An update on Egyptian censorship: novelist languishes in prison, while president threatens online satirists


Ahmed Naji_0

Ahmed Naji. Image via Mada Masr.

Since February, MobyLives has been following the alarming story of Ahmed Naji, the Egyptian author sentenced to two years in prison for sexually explicit content in his novel, The Use of Life, a decision that is currently under appeal. As we chronicled, Naji’s conviction prompted an international outcry, with PEN America bestowing their Freedom to Write Award on the author in what they basically acknowledged was a calculated effort to pressure the Egyptian authorities to accept the appeal. Over 600 Egyptian writers also signed a separate statement supporting Naji.

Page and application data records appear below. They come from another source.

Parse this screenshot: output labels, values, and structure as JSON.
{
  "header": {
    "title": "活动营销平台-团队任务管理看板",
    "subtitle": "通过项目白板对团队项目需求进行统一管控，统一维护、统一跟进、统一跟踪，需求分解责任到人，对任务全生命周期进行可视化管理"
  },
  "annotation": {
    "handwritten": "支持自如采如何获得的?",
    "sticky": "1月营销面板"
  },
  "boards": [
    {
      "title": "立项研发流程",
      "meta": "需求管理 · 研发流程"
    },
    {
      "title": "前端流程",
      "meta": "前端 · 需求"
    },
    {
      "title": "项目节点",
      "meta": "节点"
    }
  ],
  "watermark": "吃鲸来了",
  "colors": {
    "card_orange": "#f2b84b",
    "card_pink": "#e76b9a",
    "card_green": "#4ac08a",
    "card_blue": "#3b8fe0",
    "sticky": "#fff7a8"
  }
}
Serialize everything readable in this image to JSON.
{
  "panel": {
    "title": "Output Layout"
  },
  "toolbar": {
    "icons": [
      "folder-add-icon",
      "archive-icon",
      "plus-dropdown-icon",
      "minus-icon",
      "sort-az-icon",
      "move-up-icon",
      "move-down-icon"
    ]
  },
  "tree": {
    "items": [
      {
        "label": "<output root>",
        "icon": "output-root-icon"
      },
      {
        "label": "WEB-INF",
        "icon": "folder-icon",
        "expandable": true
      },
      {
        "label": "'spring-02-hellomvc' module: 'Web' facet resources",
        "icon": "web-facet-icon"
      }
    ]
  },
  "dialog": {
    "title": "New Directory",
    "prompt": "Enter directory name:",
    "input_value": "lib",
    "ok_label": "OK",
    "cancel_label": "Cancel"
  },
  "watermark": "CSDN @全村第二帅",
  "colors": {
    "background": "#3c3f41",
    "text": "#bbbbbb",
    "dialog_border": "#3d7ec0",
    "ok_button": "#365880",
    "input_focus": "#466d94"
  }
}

Sadly, but not really surprisingly, the efforts continue to be in vain. The Tahrir Institute for Middle East Policy reports that on August 27, the appeals court “ruled against Ahmed Naji’s motion for a stay of execution of the two-year prison sentence,” a motion that would have allowed for his release pending his appeal. “As a result, Naji will continue to serve his two-year sentence until the completion of his term in February 2018 or until a successful appeal.”

The news comes just after Al-Monitor reports that officials have shut down a satirical Facebook page mocking Egyptian President Abdel Fattah el-Sisi. According to Al-Monitor’s Sayed Elhadidi, the president was uncharacteristically transparent in admitting that this instance of censorship came from his office, reportedly saying: “With the assistance of two web brigades, I can shut down the [opposing] pages, take them over and make them my own.” While we can’t verify the translation from the Arabic, the militarized vocabulary being used to describe technological work seems telling here.

Al-Monitor also quotes el-Sisi’s remarks at a meeting with “community representatives” held to discuss the president’s widely criticized decision to give two islands in the Red Sea to Saudi Arabia. “Sisi warned against what he called fourth- and fifth-generation warfare involving the internet, saying that ‘plots are being made [against Egypt].’”



Kait Howard was a publicist at Melville House.